[[ Listed entries, beginning ]]

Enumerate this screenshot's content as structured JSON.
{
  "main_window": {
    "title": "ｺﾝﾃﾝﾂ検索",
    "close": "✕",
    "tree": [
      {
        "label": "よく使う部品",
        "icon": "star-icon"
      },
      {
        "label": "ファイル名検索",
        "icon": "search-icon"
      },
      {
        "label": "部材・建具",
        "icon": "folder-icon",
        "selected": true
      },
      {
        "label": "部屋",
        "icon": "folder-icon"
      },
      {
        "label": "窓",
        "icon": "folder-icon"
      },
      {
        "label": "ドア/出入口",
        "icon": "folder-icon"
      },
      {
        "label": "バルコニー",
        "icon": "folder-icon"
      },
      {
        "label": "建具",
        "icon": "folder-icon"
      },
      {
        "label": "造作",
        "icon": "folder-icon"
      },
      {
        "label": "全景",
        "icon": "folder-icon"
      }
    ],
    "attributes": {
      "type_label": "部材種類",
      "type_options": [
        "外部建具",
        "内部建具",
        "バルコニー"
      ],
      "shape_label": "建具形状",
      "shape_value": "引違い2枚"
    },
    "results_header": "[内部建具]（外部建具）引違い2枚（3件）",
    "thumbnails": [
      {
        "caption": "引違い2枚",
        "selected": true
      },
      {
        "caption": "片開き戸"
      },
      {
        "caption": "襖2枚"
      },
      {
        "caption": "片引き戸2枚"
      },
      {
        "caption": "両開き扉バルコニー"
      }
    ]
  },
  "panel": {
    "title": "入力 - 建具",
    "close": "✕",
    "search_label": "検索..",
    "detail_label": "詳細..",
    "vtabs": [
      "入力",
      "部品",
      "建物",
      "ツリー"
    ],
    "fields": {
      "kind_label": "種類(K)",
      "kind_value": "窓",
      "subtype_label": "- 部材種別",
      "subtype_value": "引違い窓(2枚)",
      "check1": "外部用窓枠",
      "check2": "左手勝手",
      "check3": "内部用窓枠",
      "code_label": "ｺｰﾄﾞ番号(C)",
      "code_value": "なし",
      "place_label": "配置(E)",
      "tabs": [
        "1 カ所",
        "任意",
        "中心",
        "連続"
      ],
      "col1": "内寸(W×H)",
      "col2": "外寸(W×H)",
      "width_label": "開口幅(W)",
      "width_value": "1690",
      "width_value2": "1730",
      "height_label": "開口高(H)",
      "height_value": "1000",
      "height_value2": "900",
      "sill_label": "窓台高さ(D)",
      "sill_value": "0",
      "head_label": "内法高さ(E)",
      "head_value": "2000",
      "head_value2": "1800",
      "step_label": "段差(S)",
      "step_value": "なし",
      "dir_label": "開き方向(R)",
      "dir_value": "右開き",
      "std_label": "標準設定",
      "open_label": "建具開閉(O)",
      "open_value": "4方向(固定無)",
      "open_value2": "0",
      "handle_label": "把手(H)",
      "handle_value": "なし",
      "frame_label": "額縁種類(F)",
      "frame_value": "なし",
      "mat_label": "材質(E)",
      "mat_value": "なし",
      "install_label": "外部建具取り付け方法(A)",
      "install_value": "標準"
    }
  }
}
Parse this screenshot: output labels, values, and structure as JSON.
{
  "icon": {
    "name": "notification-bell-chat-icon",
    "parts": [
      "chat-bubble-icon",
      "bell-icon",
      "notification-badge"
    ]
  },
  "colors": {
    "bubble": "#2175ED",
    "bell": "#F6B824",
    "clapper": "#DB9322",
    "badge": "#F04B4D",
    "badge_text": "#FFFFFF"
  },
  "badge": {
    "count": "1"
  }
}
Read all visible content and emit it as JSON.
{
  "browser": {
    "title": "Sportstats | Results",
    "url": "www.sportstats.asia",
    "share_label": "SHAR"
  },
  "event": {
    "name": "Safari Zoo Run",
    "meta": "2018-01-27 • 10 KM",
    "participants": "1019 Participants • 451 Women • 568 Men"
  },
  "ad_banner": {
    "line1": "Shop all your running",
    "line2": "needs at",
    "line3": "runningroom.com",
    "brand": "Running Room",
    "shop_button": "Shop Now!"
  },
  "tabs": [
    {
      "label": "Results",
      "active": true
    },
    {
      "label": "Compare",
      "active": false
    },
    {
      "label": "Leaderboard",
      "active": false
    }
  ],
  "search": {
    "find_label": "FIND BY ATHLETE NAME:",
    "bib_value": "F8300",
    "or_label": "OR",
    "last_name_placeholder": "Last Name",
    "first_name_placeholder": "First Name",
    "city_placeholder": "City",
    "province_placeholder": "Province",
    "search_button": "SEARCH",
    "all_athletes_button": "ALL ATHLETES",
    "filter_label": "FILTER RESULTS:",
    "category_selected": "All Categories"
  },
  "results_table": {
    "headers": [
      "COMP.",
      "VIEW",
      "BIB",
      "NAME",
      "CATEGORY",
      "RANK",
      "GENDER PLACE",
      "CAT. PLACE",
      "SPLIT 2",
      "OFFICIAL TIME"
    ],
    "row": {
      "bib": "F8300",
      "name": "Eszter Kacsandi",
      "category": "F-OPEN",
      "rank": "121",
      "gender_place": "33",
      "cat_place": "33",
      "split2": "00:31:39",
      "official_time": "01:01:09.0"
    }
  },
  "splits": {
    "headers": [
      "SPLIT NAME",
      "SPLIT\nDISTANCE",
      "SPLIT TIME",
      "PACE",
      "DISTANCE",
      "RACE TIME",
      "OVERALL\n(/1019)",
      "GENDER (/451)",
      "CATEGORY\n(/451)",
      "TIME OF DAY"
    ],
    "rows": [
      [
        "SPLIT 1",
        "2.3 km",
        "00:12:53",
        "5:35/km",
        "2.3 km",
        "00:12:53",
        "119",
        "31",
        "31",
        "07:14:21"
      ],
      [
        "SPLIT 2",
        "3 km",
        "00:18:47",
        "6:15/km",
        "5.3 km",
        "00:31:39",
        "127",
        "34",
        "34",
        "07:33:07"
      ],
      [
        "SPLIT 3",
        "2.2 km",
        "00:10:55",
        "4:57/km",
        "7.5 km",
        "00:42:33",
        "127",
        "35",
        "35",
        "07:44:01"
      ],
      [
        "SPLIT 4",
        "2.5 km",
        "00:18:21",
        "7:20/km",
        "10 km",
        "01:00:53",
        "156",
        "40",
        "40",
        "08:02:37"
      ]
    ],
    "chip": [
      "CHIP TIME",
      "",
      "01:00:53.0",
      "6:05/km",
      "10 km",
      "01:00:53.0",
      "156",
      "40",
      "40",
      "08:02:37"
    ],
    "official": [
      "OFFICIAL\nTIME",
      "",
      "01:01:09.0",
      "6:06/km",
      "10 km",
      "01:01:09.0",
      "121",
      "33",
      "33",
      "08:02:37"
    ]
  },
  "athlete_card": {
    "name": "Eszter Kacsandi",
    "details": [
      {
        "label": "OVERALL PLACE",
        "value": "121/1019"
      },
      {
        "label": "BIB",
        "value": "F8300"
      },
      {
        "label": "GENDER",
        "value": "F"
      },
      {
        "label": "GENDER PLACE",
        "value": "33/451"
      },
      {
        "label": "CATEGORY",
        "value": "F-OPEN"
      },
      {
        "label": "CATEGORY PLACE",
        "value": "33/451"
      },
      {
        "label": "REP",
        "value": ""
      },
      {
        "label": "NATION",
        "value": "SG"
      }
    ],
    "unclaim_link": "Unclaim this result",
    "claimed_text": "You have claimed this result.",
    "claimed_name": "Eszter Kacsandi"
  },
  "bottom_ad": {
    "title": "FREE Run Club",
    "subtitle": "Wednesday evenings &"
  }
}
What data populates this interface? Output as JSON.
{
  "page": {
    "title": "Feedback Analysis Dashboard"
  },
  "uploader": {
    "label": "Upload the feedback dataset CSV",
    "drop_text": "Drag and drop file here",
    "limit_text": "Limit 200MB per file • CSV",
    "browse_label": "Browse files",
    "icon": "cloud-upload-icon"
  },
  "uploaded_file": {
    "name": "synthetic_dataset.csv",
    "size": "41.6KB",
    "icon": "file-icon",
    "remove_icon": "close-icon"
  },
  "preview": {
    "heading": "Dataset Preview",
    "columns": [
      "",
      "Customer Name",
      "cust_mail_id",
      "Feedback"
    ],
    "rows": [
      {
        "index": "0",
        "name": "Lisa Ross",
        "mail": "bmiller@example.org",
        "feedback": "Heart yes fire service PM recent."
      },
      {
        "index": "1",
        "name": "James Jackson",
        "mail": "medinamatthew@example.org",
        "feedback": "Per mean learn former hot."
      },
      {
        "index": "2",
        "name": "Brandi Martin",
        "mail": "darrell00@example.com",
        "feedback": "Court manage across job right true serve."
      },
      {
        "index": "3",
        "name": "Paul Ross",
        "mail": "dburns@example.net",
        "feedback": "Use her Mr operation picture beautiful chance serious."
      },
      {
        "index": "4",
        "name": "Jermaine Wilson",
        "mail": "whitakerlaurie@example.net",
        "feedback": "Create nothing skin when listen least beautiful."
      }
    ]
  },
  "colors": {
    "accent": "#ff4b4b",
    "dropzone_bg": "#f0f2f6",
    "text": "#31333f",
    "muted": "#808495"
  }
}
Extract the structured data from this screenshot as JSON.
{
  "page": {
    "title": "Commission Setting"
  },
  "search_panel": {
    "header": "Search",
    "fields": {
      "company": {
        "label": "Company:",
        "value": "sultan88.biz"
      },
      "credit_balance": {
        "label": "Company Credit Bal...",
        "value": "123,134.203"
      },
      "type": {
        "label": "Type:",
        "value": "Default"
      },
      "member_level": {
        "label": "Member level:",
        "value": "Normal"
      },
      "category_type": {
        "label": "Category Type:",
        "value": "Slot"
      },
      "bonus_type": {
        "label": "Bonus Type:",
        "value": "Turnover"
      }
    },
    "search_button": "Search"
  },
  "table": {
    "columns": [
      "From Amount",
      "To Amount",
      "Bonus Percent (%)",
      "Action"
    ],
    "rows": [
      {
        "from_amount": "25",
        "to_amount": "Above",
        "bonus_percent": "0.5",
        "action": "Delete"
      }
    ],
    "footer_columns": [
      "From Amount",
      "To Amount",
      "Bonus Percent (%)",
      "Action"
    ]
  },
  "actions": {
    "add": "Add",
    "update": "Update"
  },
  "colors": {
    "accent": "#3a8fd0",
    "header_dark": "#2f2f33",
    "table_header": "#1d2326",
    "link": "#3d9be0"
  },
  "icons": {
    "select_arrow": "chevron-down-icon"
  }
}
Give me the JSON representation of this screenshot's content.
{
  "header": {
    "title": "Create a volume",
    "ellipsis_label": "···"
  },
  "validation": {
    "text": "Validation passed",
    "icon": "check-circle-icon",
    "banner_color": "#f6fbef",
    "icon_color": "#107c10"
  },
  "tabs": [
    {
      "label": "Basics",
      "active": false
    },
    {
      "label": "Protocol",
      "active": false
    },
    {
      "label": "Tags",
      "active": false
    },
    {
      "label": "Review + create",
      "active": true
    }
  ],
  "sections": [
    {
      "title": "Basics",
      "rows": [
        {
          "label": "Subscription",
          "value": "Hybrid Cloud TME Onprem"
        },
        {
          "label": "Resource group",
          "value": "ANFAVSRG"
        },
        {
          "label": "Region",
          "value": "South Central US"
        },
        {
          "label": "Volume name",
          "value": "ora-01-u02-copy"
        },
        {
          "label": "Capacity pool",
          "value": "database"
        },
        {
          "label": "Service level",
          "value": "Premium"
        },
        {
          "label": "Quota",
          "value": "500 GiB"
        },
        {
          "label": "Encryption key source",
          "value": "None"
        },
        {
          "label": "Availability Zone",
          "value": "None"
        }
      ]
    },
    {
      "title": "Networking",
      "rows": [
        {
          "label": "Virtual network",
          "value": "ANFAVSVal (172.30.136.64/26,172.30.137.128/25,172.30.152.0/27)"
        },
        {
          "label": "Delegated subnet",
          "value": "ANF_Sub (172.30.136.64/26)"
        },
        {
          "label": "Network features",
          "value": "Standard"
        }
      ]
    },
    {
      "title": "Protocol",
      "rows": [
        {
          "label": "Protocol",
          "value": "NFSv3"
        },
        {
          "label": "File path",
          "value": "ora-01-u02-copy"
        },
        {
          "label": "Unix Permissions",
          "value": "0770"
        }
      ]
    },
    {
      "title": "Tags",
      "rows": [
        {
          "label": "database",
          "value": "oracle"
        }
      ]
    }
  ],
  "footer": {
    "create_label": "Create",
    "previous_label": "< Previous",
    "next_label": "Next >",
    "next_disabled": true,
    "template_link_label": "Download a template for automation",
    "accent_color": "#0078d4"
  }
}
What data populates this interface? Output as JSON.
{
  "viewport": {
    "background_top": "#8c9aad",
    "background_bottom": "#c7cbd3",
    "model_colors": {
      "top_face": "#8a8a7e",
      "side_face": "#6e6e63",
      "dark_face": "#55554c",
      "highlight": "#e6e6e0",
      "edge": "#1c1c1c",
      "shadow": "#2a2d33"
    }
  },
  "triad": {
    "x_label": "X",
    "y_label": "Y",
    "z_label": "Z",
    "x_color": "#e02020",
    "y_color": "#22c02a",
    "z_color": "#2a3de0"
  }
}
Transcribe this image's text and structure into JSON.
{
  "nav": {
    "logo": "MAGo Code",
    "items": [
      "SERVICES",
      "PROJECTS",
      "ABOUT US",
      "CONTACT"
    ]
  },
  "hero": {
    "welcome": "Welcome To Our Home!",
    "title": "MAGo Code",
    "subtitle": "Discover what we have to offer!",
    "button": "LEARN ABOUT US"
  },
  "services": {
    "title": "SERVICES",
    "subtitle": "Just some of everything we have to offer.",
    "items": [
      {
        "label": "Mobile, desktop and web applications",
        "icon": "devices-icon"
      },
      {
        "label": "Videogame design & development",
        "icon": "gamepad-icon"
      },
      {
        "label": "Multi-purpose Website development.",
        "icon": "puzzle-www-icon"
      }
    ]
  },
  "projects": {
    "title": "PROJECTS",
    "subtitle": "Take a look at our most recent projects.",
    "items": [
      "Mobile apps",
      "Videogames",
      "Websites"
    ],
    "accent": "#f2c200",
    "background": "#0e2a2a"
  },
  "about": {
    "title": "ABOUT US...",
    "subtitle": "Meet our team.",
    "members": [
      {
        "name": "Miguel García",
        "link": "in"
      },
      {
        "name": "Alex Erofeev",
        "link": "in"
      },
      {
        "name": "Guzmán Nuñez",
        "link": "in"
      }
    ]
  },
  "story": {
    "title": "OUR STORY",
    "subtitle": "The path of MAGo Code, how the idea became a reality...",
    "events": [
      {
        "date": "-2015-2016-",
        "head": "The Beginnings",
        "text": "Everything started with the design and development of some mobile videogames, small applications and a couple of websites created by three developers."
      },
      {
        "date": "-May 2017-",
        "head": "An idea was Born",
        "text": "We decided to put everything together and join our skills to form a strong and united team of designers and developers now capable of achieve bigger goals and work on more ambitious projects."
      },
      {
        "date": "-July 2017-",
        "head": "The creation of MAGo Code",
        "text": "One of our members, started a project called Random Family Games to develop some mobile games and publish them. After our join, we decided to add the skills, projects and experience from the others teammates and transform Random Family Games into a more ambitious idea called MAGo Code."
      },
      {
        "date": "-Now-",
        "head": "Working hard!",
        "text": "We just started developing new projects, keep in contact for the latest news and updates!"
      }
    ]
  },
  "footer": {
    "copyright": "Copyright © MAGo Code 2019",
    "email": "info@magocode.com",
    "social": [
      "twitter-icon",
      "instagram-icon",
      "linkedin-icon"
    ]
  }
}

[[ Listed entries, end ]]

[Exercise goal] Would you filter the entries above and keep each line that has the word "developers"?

[Response area]
        "text": "Everything started with the design and development of some mobile videogames, small applications and a couple of websites created by three developers."
        "text": "We decided to put everything together and join our skills to form a strong and united team of designers and developers now capable of achieve bigger goals and work on more ambitious projects."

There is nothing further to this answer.